Art and Judaica Looted by Nazis from Jews Still Largely Unidentified; Review of 50 Countries Shows Little Progress Despite International Pacts

“La bergère rentrant des moutons,” (La Bergère or Shepherdess Bringing in the Sheep ), painted by Jewish artist Camille Pissarro in 1886

The University of Oklahoma has agreed to return “La bergère rentrant des moutons,” (La Bergère or Shepherdess Bringing in the Sheep ), painted by Jewish artist Camille Pissarro in 1886, to Léone Meyer, whose family lost the painting in the Holocaust.

Claims Conference/WJRO Calls for International Association of Provenance Researchers

Claims Conference President Julius Berman announced that a new report shows that 15 years after the first international agreement regarding restitution of Nazi-era looted art, most countries have made little progress toward returning stolen cultural items to their rightful owners.
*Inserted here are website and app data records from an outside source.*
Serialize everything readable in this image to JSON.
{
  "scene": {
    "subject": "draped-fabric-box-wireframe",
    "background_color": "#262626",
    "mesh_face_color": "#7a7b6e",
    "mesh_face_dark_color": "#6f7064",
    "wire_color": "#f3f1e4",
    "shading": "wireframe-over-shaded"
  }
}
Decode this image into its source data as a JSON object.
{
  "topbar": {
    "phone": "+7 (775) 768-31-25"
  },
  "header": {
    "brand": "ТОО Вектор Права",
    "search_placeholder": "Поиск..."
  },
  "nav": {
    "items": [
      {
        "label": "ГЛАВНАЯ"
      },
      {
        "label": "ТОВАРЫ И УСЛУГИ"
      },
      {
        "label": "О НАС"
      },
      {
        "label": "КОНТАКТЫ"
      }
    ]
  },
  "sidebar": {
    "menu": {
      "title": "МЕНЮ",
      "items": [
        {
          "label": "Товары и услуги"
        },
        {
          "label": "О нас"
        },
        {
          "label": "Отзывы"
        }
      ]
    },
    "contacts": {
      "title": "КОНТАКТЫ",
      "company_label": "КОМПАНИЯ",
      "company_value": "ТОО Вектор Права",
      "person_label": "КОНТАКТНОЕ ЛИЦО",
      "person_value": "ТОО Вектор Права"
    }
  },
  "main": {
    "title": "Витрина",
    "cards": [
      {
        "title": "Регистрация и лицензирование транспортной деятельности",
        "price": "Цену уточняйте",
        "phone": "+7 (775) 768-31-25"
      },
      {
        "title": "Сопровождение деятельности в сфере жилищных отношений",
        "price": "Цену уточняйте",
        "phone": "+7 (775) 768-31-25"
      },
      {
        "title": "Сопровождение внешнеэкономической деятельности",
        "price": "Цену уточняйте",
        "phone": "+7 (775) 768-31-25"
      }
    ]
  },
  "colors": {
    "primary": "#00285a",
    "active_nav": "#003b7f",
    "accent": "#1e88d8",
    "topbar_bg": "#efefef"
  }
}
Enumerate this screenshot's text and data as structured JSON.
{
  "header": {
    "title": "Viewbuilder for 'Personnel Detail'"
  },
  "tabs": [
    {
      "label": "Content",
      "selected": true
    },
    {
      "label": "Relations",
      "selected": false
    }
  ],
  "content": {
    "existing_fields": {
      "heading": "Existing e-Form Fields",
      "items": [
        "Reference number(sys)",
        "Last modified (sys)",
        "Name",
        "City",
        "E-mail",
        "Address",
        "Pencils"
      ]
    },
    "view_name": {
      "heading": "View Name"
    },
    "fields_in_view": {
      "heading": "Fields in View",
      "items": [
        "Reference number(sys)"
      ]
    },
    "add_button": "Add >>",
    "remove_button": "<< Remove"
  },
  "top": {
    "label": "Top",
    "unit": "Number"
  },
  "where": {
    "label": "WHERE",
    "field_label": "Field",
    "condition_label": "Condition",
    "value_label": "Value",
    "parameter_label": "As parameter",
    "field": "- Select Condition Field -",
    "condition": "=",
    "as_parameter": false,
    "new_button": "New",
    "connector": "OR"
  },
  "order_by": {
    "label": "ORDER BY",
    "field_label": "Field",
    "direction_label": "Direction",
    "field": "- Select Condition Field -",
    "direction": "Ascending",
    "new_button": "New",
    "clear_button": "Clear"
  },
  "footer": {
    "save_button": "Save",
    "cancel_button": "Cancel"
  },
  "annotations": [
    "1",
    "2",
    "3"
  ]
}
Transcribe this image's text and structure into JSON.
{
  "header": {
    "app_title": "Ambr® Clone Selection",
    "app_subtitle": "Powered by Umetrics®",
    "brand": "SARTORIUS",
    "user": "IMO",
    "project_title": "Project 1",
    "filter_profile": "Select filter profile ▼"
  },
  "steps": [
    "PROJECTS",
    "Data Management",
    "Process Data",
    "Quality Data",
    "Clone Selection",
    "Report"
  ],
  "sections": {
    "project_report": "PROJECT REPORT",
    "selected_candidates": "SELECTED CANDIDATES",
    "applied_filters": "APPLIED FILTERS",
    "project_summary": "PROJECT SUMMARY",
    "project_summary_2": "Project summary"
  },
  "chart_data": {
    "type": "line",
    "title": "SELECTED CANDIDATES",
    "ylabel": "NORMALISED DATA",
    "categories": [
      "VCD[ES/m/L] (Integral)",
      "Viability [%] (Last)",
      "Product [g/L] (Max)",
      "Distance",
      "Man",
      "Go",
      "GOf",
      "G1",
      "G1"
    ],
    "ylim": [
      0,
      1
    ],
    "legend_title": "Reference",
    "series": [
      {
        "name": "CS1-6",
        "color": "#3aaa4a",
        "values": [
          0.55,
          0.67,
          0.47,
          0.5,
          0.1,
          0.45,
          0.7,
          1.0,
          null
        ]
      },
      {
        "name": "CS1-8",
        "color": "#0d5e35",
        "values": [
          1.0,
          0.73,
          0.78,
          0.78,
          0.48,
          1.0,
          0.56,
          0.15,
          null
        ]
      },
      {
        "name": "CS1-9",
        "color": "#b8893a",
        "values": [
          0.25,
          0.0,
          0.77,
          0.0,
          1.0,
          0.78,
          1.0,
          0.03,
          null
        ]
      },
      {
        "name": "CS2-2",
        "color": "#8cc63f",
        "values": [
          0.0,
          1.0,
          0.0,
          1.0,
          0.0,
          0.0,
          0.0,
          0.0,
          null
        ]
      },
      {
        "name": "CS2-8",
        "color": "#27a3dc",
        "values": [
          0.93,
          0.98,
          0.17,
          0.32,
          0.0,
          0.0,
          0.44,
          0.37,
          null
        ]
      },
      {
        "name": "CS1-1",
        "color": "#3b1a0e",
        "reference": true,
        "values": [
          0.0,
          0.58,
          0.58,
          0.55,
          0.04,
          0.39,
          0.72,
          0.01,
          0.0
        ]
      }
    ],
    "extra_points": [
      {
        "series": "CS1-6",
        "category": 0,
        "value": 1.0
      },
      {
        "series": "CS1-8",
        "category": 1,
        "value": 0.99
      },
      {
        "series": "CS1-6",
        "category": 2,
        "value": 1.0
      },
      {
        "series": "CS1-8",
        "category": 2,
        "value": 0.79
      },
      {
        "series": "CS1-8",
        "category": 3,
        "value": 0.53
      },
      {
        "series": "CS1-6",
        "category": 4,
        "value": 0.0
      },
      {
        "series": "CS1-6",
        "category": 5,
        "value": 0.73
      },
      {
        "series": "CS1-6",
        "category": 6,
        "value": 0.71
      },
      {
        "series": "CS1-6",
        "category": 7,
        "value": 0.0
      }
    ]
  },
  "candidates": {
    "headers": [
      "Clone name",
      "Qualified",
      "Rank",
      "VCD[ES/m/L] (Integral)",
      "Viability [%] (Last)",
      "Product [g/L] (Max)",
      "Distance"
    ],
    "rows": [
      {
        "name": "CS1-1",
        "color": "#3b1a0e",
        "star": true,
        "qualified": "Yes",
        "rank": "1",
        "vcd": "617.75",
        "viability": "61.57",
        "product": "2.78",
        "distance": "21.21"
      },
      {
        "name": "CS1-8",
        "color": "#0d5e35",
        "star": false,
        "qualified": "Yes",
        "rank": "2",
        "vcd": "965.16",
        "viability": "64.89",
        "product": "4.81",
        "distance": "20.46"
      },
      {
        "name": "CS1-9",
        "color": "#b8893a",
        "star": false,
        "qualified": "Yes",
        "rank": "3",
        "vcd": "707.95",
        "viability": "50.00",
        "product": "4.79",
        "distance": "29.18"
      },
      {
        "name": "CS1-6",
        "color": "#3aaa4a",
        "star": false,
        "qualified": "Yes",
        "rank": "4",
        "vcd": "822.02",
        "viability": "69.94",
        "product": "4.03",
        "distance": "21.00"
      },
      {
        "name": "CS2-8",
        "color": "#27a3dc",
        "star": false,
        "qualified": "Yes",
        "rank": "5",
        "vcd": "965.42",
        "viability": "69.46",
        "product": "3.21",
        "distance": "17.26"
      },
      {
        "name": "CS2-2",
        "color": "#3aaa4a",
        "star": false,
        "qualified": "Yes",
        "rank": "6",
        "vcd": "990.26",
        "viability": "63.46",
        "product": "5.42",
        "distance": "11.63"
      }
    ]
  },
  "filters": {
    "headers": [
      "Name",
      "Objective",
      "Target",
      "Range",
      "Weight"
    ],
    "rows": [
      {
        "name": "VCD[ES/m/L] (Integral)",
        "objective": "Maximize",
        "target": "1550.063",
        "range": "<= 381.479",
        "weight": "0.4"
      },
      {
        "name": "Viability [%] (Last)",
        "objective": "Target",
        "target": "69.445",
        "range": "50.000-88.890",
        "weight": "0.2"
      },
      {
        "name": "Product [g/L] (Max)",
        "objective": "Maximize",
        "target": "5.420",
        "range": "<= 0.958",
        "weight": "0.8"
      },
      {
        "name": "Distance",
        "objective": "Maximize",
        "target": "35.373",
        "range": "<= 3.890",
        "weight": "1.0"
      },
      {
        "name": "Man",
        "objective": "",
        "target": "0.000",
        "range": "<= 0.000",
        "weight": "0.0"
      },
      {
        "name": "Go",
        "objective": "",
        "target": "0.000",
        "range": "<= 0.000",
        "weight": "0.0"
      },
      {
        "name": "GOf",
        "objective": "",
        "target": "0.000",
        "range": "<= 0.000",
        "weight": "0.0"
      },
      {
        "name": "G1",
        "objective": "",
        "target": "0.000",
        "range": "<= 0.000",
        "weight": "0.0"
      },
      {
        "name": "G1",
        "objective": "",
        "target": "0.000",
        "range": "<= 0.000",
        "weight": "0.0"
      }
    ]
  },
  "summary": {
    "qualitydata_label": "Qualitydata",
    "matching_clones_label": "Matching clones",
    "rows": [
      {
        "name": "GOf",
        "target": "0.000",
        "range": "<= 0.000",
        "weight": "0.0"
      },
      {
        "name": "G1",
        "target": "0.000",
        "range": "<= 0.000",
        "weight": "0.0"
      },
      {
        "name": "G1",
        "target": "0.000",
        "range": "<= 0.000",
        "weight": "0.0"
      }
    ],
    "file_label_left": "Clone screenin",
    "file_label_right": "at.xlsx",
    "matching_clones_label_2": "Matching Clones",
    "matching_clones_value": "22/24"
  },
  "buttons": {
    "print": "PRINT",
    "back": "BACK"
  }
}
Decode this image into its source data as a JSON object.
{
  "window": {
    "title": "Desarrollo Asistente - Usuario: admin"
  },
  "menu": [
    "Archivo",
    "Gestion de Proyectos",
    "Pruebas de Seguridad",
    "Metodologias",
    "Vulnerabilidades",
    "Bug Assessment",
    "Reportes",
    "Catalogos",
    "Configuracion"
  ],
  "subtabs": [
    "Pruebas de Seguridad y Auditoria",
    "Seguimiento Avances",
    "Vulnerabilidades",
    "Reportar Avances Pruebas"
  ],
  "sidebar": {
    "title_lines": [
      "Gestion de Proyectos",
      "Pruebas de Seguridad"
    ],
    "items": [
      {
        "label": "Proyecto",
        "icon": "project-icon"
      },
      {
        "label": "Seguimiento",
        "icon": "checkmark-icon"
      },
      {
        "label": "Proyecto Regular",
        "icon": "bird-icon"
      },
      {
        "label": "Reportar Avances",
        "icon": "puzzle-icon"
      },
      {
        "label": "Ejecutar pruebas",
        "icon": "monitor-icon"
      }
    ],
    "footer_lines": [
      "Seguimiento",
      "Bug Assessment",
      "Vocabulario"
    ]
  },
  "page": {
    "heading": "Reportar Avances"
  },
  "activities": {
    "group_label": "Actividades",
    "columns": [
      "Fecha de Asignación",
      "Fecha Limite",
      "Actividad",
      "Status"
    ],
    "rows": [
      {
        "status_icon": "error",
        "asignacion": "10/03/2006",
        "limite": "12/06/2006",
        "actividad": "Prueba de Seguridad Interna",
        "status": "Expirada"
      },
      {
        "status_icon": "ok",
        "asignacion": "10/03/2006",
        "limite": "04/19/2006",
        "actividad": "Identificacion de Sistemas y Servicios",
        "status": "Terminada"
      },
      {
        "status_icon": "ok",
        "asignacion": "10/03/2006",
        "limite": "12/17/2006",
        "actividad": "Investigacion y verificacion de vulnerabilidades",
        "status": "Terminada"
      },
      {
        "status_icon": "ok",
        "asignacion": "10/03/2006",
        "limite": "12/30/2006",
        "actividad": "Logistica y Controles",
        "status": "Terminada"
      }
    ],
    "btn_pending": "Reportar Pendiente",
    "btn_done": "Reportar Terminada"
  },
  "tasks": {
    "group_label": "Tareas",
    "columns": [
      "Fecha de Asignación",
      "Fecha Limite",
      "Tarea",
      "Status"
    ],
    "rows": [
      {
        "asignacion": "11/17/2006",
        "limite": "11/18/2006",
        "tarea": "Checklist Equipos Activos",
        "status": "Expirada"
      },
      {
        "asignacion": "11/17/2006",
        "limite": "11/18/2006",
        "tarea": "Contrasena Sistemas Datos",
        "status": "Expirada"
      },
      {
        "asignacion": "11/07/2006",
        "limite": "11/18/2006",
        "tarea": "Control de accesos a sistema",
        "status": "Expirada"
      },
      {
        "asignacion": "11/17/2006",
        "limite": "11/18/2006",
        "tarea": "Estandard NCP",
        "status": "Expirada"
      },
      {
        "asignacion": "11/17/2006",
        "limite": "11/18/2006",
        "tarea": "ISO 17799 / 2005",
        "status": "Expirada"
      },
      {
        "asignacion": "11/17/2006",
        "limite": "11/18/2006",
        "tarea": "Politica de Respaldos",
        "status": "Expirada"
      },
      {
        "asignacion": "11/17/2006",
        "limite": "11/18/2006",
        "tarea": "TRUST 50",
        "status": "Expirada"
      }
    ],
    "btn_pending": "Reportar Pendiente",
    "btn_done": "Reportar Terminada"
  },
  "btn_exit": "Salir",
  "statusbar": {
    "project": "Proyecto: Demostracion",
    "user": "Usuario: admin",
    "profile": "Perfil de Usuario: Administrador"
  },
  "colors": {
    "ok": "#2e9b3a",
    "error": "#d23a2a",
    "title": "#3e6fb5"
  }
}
A survey of 50 countries by the Conference on Jewish Material Claims Against Germany (Claims Conference) and the World Jewish Restitution Organization (WJRO) shows that two-thirds of the nations that have endorsed agreements regarding research, publicity and claims for Nazi-era looted art have done little or nothing to implement those pacts.

The Claims Conference/WJRO reviewed activity over the past 15 years regarding the identification of artworks, Judaica, and other cultural property plundered from Jews by the Nazis and their allies.While there have been some positive developments since the 2009 Prague Holocaust Era Assets Conference, only one-third of the participating nations have made major or substantial progress towards implementing the Washington Conference Principles on Nazi-Confiscated Art (endorsed by 44 countries in 1998) and the Terezin Declaration (endorsed by 47 countries in 2009).  All of the countries are signatories to the Code of Ethics for Museums of the International Council of Museums (ICOM), which calls upon museums to establish the full provenance of items in their collections, but only a minority of museums has actually implemented this Code.

Read “Holocaust-Era Looted Art:  A Current Worldwide Overview.”

Read the abstract for “Holocaust-Era Looted Art:  A Current Worldwide Overview.”

The Claims Conference/WJRO website about art restitution also has information about Claims Conference/WJRO activity regarding the restitution of art and cultural items. Projects include digitization of original Nazi looting records, compilation of those records from far-flung archives, workshops to train provenance researchers, work with various governments, and a survey of U.S. museums that showed that only a small number had adequately researched relevant collections.

“As we approach 70 years since the end of World War II, and 15 years since the Washington Conference, action and restitution must take the place of talks and agreements,” said Julius Berman. “Governments, museums and dealers must research their collections, publicize their findings and establish a claims process for recovering family treasures. We have identified the issues at hand and initiated programs to foster research and restitution. Those who have the art objects must work to return what is not rightfully theirs.”

“Without full and open provenance research and transparent claims processes, artworks with questionable histories will continue to be a stain on the reputations of governments and owners,” said Gideon Taylor, WJRO Chair of Operations. “We also need an international dedication to locating Jewish holy and ritual items and either restoring them to the communities from which they originated, or to making sure that they are being treated with the respect and seriousness they deserve.”

The Claims Conference/WJRO will present its findings on September 11 at the Museum & Politics Conference hosted by ICOM-Germany, ICOM-Russia, and ICOM-United States that is being held in St. Petersburg, Russia, in conjunction with the 250th anniversary of the Hermitage Museum.

The report urges that an International Association of Provenance Researchers be formed to guide museums toward more actively and professionally investigating the histories of items in their collections.

Such an association can create standards and guidelines for the field; promote professional training; certify researchers; establish specialized sub-groups (e.g., on Judaica); and ensure greater communication among provenance researchers worldwide in a field in which the various objects, archival sources, and knowledge are widely scattered geographically.

The Claims Conference/WJRO has begun discussions with the Commission for Art Recovery of the World Jewish Congress and looks forward to working with the International Council of Museums, the European Shoah Legacy Institute, and otherorganizations in the field of provenance research to help initiate the creation of an international professional association.